One thing I've discovered that I like about big cities is the stores. Not that I am much of a shopper, but the variety and quality of what you can get in a big city really exceeds anything you could get in middle America. Mood had endless rolls of silks and jerseys and chiffons, feathers, buttons of every kind, and even a dog.

And two independent bookstores, St. Mark's Bookshop and The Strand, fulfilled my literary fantasies. I bought two books and a copy of New York magazine at St. Mark's and picked up a free copy of the Village Voice. The Strand has three stories! I think my fantasy New York life is of the hyper-literary sort, hanging out at coffee shops and bookstores and finding an interesting crew to talk to about news and literature, writing a column called Books and the City :-).

During this visit to New York I really took notice of all the public art -- a mosaic in a subway tunnel, a stained glass window in a subway platform, fountains and sculptures in parks around the city. I was impressed because in my older age I'm more aware that it takes money and effort to have things like that. Yes, I would rather have a functional subway over a pretty-looking subway tunnel, but a mural did give me something to ponder on my way to the next platform. It sends a definite message -- art is important. Thank you, New York.

Subway station in Queens

At City Hall Park

Fountain at Central Park

Ketchup bottle at City Hall Park

New York is a place of greatness, of imagination, of fun. Could I be a New Yorker? Maybe. I think I had the same reaction coming home as I did after my last visit. New York = fast, El Paso = sloooow. Driving home on the uncrowded freeway on a Sunday I could feel my body relax taking in the bright sunshine and still, dry air, realizing I could take as long as I needed to get home. I drove by Downtown El Paso and compared to New York it seemed like a cute dollhouse version of a downtown. Not that I have anything against our Downtown, or a slower lifestyle. They are just different speeds on the machine. Sometimes I want things to be slow. Other times I yearn for excitement and something that wows -- a giant statue to marvel at, a park above the city, a beautiful sculpture in a public park, a ride on a subway, a three-story bookstore. I *heart* New York still.

Wednesday, August 01, 2012

Refined sugar fast, Day 24

I'm eating my dessert of half a banana and a small fresh apricot. I successfully resisted my mom's Rice Krispies treats.

I'm realizing that one can get used to this non-sugar lifestyle. At times this adjustment has been very difficult, but at other times it's not been difficult at all.
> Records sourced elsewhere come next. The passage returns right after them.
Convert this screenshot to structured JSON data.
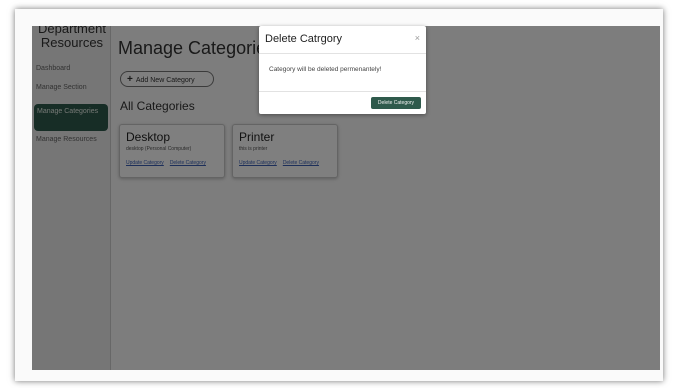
{
  "sidebar": {
    "brand": "Department Resources",
    "items": [
      {
        "label": "Dashboard"
      },
      {
        "label": "Manage Section"
      },
      {
        "label": "Manage Categories"
      },
      {
        "label": "Manage Resources"
      }
    ]
  },
  "main": {
    "page_title": "Manage Categories",
    "add_button_label": "Add New Category",
    "section_title": "All Categories",
    "cards": [
      {
        "title": "Desktop",
        "description": "desktop (Personal Computer)",
        "update_label": "Update Category",
        "delete_label": "Delete Category"
      },
      {
        "title": "Printer",
        "description": "this is printer",
        "update_label": "Update Category",
        "delete_label": "Delete Category"
      }
    ]
  },
  "modal": {
    "title": "Delete Catrgory",
    "message": "Category will be deleted permenantely!",
    "confirm_label": "Delete Category",
    "close_glyph": "×"
  },
  "colors": {
    "accent": "#2f5a4c",
    "overlay": "rgba(0,0,0,0.5)",
    "link": "#3a5fb5"
  }
}
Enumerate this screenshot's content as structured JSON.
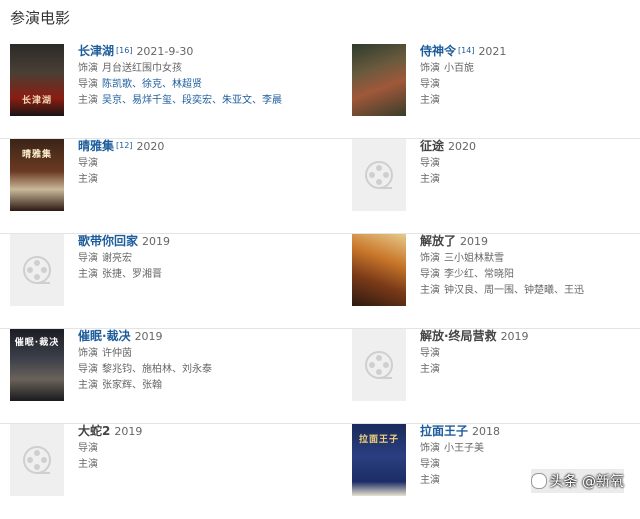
{
  "section_title": "参演电影",
  "labels": {
    "role": "饰演",
    "director": "导演",
    "star": "主演"
  },
  "films": [
    {
      "title": "长津湖",
      "ref": "[16]",
      "year": "2021-9-30",
      "role": "月台送红围巾女孩",
      "director": "陈凯歌、徐克、林超贤",
      "stars": "吴京、易烊千玺、段奕宏、朱亚文、李晨",
      "linked": true
    },
    {
      "title": "侍神令",
      "ref": "[14]",
      "year": "2021",
      "role": "小百旎",
      "director": "",
      "stars": "",
      "linked": true
    },
    {
      "title": "晴雅集",
      "ref": "[12]",
      "year": "2020",
      "role": "",
      "director": "",
      "stars": "",
      "linked": true
    },
    {
      "title": "征途",
      "ref": "",
      "year": "2020",
      "role": "",
      "director": "",
      "stars": "",
      "linked": false
    },
    {
      "title": "歌带你回家",
      "ref": "",
      "year": "2019",
      "role": "",
      "director": "谢亮宏",
      "stars": "张捷、罗湘晋",
      "linked": true
    },
    {
      "title": "解放了",
      "ref": "",
      "year": "2019",
      "role": "三小姐林默雪",
      "director": "李少红、常晓阳",
      "stars": "钟汉良、周一围、钟楚曦、王迅",
      "linked": false
    },
    {
      "title": "催眠·裁决",
      "ref": "",
      "year": "2019",
      "role": "许仲茵",
      "director": "黎兆钧、施柏林、刘永泰",
      "stars": "张家辉、张翰",
      "linked": true
    },
    {
      "title": "解放·终局营救",
      "ref": "",
      "year": "2019",
      "role": "",
      "director": "",
      "stars": "",
      "linked": false
    },
    {
      "title": "大蛇2",
      "ref": "",
      "year": "2019",
      "role": "",
      "director": "",
      "stars": "",
      "linked": false
    },
    {
      "title": "拉面王子",
      "ref": "",
      "year": "2018",
      "role": "小王子美",
      "director": "",
      "stars": "",
      "linked": true
    }
  ],
  "posters": {
    "p1": "长津湖",
    "p3": "晴雅集",
    "p7": "催眠·裁决",
    "p10": "拉面王子"
  },
  "watermark": "头条 @新氧",
  "colors": {
    "link": "#1e5d9c",
    "text": "#666666",
    "divider": "#e4e4e4",
    "placeholder": "#efefef"
  }
}
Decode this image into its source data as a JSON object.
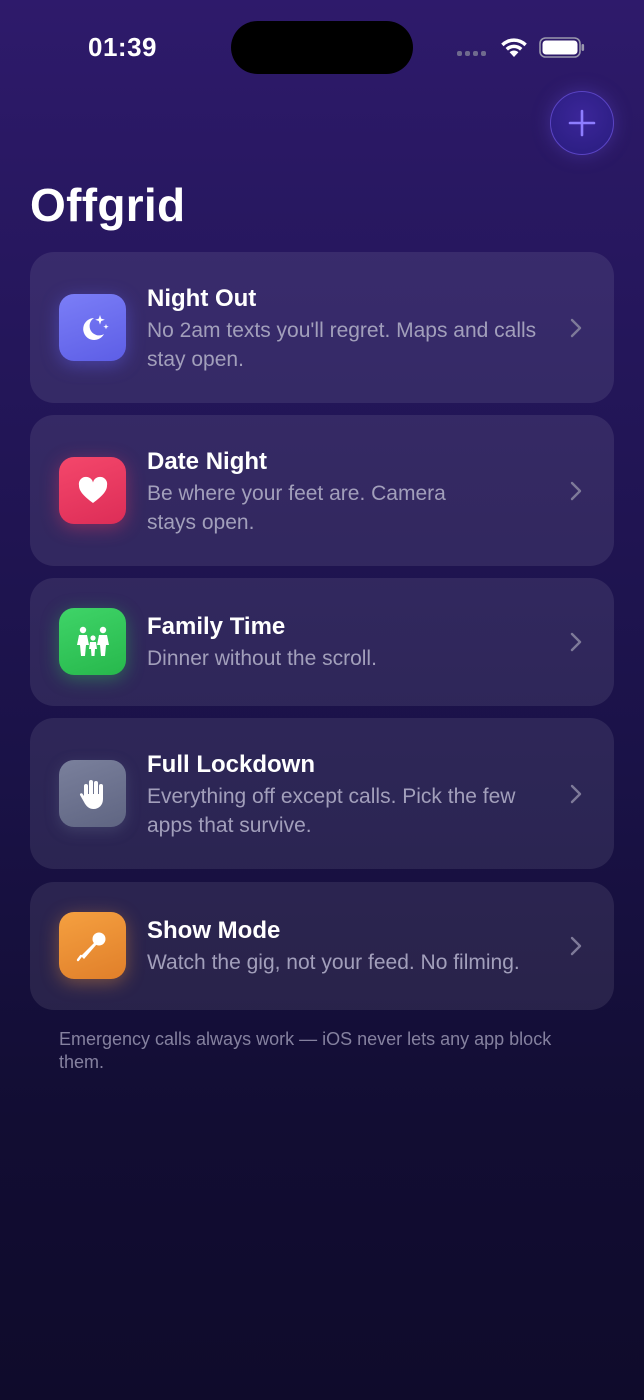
{
  "status_bar": {
    "time": "01:39"
  },
  "header": {
    "title": "Offgrid",
    "add_icon": "plus-icon"
  },
  "modes": [
    {
      "title": "Night Out",
      "description": "No 2am texts you'll regret. Maps and calls stay open.",
      "icon": "moon-stars-icon",
      "color": "#6b6df2"
    },
    {
      "title": "Date Night",
      "description": "Be where your feet are. Camera stays open.",
      "icon": "heart-icon",
      "color": "#ef3b62"
    },
    {
      "title": "Family Time",
      "description": "Dinner without the scroll.",
      "icon": "family-icon",
      "color": "#34c759"
    },
    {
      "title": "Full Lockdown",
      "description": "Everything off except calls. Pick the few apps that survive.",
      "icon": "hand-raised-icon",
      "color": "#6c7390"
    },
    {
      "title": "Show Mode",
      "description": "Watch the gig, not your feed. No filming.",
      "icon": "microphone-icon",
      "color": "#f0963a"
    }
  ],
  "footnote": "Emergency calls always work — iOS never lets any app block them.",
  "colors": {
    "accent": "#7d6bff",
    "background_top": "#2e1a6b",
    "background_bottom": "#0f0b2b"
  }
}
It is difficult when my thoughts drift to food, especially when I think about taste and texture -- what cotton candy tastes like, what jamoncillo (Mexican candy) feels like melting in my mouth. At those times it is almost unbearable not to be able to have it.

But when I don't overthink it it's fine. So what, fruit instead of ice cream at night, does it really matter? Nuts instead of M&Ms, am I really denying myself very much? My body certainly doesn't miss the extra calories.

I do think it would be hard to eliminate all sweet things from my diet. Fruit has been my saving grace during this time. I bought a package of dried figs for 98 cents this week. Those are so sweet they almost are like candy. Plus as a bonus they remind me of Fig Newton cookies.

I suppose the point of this is that there is nothing impossibly difficult about this diet, mostly it is just a few simple substitutions and some discipline to not give into the cravings.